▶ _PROBLEM_
Please return each of the entries exactly, minus their pictures.

- - -

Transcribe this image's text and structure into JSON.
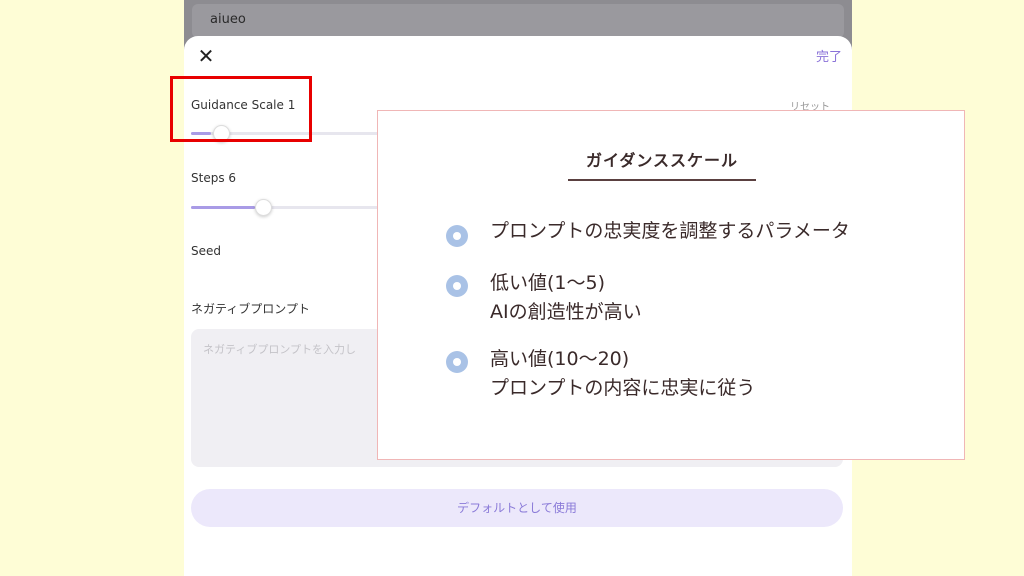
{
  "app": {
    "prompt_value": "aiueo",
    "done_label": "完了",
    "reset_label": "リセット",
    "guidance_label": "Guidance Scale 1",
    "guidance_value": 1,
    "steps_label": "Steps 6",
    "steps_value": 6,
    "seed_label": "Seed",
    "negative_label": "ネガティブプロンプト",
    "negative_placeholder": "ネガティブプロンプトを入力し",
    "default_button": "デフォルトとして使用",
    "close_icon": "close-icon"
  },
  "callout": {
    "title": "ガイダンススケール",
    "items": [
      {
        "line1": "プロンプトの忠実度を調整するパラメータ",
        "line2": ""
      },
      {
        "line1": "低い値(1〜5)",
        "line2": "AIの創造性が高い"
      },
      {
        "line1": "高い値(10〜20)",
        "line2": "プロンプトの内容に忠実に従う"
      }
    ]
  },
  "colors": {
    "background": "#fefdd6",
    "accent": "#8a72d8",
    "highlight": "#e80000",
    "bullet": "#a9c2e6"
  }
}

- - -

▶ _TASK ANSWER_
Transcribe this image's text and structure into JSON.
{
  "app": {
    "prompt_value": "aiueo",
    "done_label": "完了",
    "reset_label": "リセット",
    "guidance_label": "Guidance Scale 1",
    "guidance_value": 1,
    "steps_label": "Steps 6",
    "steps_value": 6,
    "seed_label": "Seed",
    "negative_label": "ネガティブプロンプト",
    "negative_placeholder": "ネガティブプロンプトを入力し",
    "default_button": "デフォルトとして使用",
    "close_icon": "close-icon"
  },
  "callout": {
    "title": "ガイダンススケール",
    "items": [
      {
        "line1": "プロンプトの忠実度を調整するパラメータ",
        "line2": ""
      },
      {
        "line1": "低い値(1〜5)",
        "line2": "AIの創造性が高い"
      },
      {
        "line1": "高い値(10〜20)",
        "line2": "プロンプトの内容に忠実に従う"
      }
    ]
  },
  "colors": {
    "background": "#fefdd6",
    "accent": "#8a72d8",
    "highlight": "#e80000",
    "bullet": "#a9c2e6"
  }
}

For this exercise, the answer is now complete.